---------- Input data ----------
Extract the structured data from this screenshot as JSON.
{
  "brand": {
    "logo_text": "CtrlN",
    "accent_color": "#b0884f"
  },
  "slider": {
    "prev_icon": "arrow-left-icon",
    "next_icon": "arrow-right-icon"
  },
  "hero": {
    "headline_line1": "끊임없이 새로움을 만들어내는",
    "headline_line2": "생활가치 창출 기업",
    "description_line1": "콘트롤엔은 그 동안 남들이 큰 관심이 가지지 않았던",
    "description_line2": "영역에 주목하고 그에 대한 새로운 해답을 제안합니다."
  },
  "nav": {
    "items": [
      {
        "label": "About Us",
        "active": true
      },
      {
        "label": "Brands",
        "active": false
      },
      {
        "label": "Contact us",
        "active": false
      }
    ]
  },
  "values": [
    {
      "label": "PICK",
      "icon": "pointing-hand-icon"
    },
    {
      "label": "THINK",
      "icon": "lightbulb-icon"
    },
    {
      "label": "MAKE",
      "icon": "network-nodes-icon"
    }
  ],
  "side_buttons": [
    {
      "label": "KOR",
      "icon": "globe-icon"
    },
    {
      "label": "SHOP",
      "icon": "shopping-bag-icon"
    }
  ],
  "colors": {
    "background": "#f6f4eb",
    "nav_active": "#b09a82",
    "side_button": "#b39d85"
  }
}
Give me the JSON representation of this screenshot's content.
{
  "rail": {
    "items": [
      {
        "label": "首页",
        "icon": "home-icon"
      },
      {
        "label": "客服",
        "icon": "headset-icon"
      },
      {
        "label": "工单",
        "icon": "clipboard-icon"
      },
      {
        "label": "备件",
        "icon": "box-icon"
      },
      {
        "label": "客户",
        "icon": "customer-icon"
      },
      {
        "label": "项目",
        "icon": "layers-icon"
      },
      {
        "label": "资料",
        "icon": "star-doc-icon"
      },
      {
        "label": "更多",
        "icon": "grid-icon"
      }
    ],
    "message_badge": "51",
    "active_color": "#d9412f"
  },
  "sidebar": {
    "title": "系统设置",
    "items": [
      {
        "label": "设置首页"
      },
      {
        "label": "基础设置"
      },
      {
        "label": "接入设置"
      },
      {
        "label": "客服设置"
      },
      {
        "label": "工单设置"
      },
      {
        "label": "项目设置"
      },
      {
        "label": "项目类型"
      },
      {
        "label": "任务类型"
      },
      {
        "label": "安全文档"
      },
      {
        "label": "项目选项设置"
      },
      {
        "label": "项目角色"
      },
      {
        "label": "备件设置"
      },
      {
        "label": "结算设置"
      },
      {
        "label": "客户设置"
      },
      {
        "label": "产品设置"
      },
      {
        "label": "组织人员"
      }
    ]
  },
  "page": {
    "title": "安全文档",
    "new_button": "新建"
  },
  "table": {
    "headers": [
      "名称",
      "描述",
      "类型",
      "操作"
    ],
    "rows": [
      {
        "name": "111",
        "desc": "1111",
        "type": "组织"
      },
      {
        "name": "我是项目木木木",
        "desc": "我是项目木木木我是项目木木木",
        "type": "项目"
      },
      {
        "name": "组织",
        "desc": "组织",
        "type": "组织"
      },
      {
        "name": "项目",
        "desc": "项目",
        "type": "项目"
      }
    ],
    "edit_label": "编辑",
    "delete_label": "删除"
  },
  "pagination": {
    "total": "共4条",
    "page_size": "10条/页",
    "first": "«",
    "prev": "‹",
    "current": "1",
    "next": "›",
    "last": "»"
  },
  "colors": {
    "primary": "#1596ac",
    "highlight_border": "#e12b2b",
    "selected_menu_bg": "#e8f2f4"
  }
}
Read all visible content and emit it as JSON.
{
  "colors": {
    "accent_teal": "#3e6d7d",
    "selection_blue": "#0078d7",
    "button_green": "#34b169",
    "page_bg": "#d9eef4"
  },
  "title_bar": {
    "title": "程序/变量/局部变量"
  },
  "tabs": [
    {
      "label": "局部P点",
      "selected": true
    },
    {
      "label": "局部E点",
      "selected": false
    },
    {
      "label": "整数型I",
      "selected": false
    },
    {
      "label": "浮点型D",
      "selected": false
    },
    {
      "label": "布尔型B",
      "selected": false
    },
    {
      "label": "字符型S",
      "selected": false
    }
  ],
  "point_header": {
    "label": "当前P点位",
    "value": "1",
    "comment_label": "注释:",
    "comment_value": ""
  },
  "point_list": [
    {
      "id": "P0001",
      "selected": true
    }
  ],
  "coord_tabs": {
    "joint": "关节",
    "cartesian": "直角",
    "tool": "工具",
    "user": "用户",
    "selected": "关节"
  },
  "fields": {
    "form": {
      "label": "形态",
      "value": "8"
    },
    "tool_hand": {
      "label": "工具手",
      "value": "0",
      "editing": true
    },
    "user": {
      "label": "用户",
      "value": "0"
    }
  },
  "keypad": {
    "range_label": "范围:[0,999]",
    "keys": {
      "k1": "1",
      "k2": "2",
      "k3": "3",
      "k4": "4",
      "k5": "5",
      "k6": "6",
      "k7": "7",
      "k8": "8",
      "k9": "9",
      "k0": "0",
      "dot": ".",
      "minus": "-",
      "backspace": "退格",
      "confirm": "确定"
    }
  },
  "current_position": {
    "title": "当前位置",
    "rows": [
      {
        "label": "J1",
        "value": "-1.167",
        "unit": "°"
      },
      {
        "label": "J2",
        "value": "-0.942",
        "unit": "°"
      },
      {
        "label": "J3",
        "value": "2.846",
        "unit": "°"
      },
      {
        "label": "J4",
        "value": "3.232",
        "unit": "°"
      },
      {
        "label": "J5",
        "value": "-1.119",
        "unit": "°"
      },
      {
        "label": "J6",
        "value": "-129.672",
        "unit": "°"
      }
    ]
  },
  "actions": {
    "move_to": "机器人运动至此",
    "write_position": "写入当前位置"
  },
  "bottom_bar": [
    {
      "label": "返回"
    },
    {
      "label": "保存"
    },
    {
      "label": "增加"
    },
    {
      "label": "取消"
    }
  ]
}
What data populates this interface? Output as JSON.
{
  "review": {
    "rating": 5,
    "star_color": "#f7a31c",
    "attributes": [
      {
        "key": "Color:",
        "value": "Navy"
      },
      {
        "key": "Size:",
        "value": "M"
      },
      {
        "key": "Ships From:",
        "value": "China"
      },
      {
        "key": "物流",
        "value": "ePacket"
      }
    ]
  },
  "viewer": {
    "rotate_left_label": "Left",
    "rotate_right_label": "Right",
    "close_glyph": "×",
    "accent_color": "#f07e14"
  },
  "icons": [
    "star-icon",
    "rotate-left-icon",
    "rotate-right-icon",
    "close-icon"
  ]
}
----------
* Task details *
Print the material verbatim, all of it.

* Task solution *
Extract the structured data from this screenshot as JSON.
{
  "brand": {
    "logo_text": "CtrlN",
    "accent_color": "#b0884f"
  },
  "slider": {
    "prev_icon": "arrow-left-icon",
    "next_icon": "arrow-right-icon"
  },
  "hero": {
    "headline_line1": "끊임없이 새로움을 만들어내는",
    "headline_line2": "생활가치 창출 기업",
    "description_line1": "콘트롤엔은 그 동안 남들이 큰 관심이 가지지 않았던",
    "description_line2": "영역에 주목하고 그에 대한 새로운 해답을 제안합니다."
  },
  "nav": {
    "items": [
      {
        "label": "About Us",
        "active": true
      },
      {
        "label": "Brands",
        "active": false
      },
      {
        "label": "Contact us",
        "active": false
      }
    ]
  },
  "values": [
    {
      "label": "PICK",
      "icon": "pointing-hand-icon"
    },
    {
      "label": "THINK",
      "icon": "lightbulb-icon"
    },
    {
      "label": "MAKE",
      "icon": "network-nodes-icon"
    }
  ],
  "side_buttons": [
    {
      "label": "KOR",
      "icon": "globe-icon"
    },
    {
      "label": "SHOP",
      "icon": "shopping-bag-icon"
    }
  ],
  "colors": {
    "background": "#f6f4eb",
    "nav_active": "#b09a82",
    "side_button": "#b39d85"
  }
}
Give me the JSON representation of this screenshot's content.
{
  "rail": {
    "items": [
      {
        "label": "首页",
        "icon": "home-icon"
      },
      {
        "label": "客服",
        "icon": "headset-icon"
      },
      {
        "label": "工单",
        "icon": "clipboard-icon"
      },
      {
        "label": "备件",
        "icon": "box-icon"
      },
      {
        "label": "客户",
        "icon": "customer-icon"
      },
      {
        "label": "项目",
        "icon": "layers-icon"
      },
      {
        "label": "资料",
        "icon": "star-doc-icon"
      },
      {
        "label": "更多",
        "icon": "grid-icon"
      }
    ],
    "message_badge": "51",
    "active_color": "#d9412f"
  },
  "sidebar": {
    "title": "系统设置",
    "items": [
      {
        "label": "设置首页"
      },
      {
        "label": "基础设置"
      },
      {
        "label": "接入设置"
      },
      {
        "label": "客服设置"
      },
      {
        "label": "工单设置"
      },
      {
        "label": "项目设置"
      },
      {
        "label": "项目类型"
      },
      {
        "label": "任务类型"
      },
      {
        "label": "安全文档"
      },
      {
        "label": "项目选项设置"
      },
      {
        "label": "项目角色"
      },
      {
        "label": "备件设置"
      },
      {
        "label": "结算设置"
      },
      {
        "label": "客户设置"
      },
      {
        "label": "产品设置"
      },
      {
        "label": "组织人员"
      }
    ]
  },
  "page": {
    "title": "安全文档",
    "new_button": "新建"
  },
  "table": {
    "headers": [
      "名称",
      "描述",
      "类型",
      "操作"
    ],
    "rows": [
      {
        "name": "111",
        "desc": "1111",
        "type": "组织"
      },
      {
        "name": "我是项目木木木",
        "desc": "我是项目木木木我是项目木木木",
        "type": "项目"
      },
      {
        "name": "组织",
        "desc": "组织",
        "type": "组织"
      },
      {
        "name": "项目",
        "desc": "项目",
        "type": "项目"
      }
    ],
    "edit_label": "编辑",
    "delete_label": "删除"
  },
  "pagination": {
    "total": "共4条",
    "page_size": "10条/页",
    "first": "«",
    "prev": "‹",
    "current": "1",
    "next": "›",
    "last": "»"
  },
  "colors": {
    "primary": "#1596ac",
    "highlight_border": "#e12b2b",
    "selected_menu_bg": "#e8f2f4"
  }
}
Read all visible content and emit it as JSON.
{
  "colors": {
    "accent_teal": "#3e6d7d",
    "selection_blue": "#0078d7",
    "button_green": "#34b169",
    "page_bg": "#d9eef4"
  },
  "title_bar": {
    "title": "程序/变量/局部变量"
  },
  "tabs": [
    {
      "label": "局部P点",
      "selected": true
    },
    {
      "label": "局部E点",
      "selected": false
    },
    {
      "label": "整数型I",
      "selected": false
    },
    {
      "label": "浮点型D",
      "selected": false
    },
    {
      "label": "布尔型B",
      "selected": false
    },
    {
      "label": "字符型S",
      "selected": false
    }
  ],
  "point_header": {
    "label": "当前P点位",
    "value": "1",
    "comment_label": "注释:",
    "comment_value": ""
  },
  "point_list": [
    {
      "id": "P0001",
      "selected": true
    }
  ],
  "coord_tabs": {
    "joint": "关节",
    "cartesian": "直角",
    "tool": "工具",
    "user": "用户",
    "selected": "关节"
  },
  "fields": {
    "form": {
      "label": "形态",
      "value": "8"
    },
    "tool_hand": {
      "label": "工具手",
      "value": "0",
      "editing": true
    },
    "user": {
      "label": "用户",
      "value": "0"
    }
  },
  "keypad": {
    "range_label": "范围:[0,999]",
    "keys": {
      "k1": "1",
      "k2": "2",
      "k3": "3",
      "k4": "4",
      "k5": "5",
      "k6": "6",
      "k7": "7",
      "k8": "8",
      "k9": "9",
      "k0": "0",
      "dot": ".",
      "minus": "-",
      "backspace": "退格",
      "confirm": "确定"
    }
  },
  "current_position": {
    "title": "当前位置",
    "rows": [
      {
        "label": "J1",
        "value": "-1.167",
        "unit": "°"
      },
      {
        "label": "J2",
        "value": "-0.942",
        "unit": "°"
      },
      {
        "label": "J3",
        "value": "2.846",
        "unit": "°"
      },
      {
        "label": "J4",
        "value": "3.232",
        "unit": "°"
      },
      {
        "label": "J5",
        "value": "-1.119",
        "unit": "°"
      },
      {
        "label": "J6",
        "value": "-129.672",
        "unit": "°"
      }
    ]
  },
  "actions": {
    "move_to": "机器人运动至此",
    "write_position": "写入当前位置"
  },
  "bottom_bar": [
    {
      "label": "返回"
    },
    {
      "label": "保存"
    },
    {
      "label": "增加"
    },
    {
      "label": "取消"
    }
  ]
}
What data populates this interface? Output as JSON.
{
  "review": {
    "rating": 5,
    "star_color": "#f7a31c",
    "attributes": [
      {
        "key": "Color:",
        "value": "Navy"
      },
      {
        "key": "Size:",
        "value": "M"
      },
      {
        "key": "Ships From:",
        "value": "China"
      },
      {
        "key": "物流",
        "value": "ePacket"
      }
    ]
  },
  "viewer": {
    "rotate_left_label": "Left",
    "rotate_right_label": "Right",
    "close_glyph": "×",
    "accent_color": "#f07e14"
  },
  "icons": [
    "star-icon",
    "rotate-left-icon",
    "rotate-right-icon",
    "close-icon"
  ]
}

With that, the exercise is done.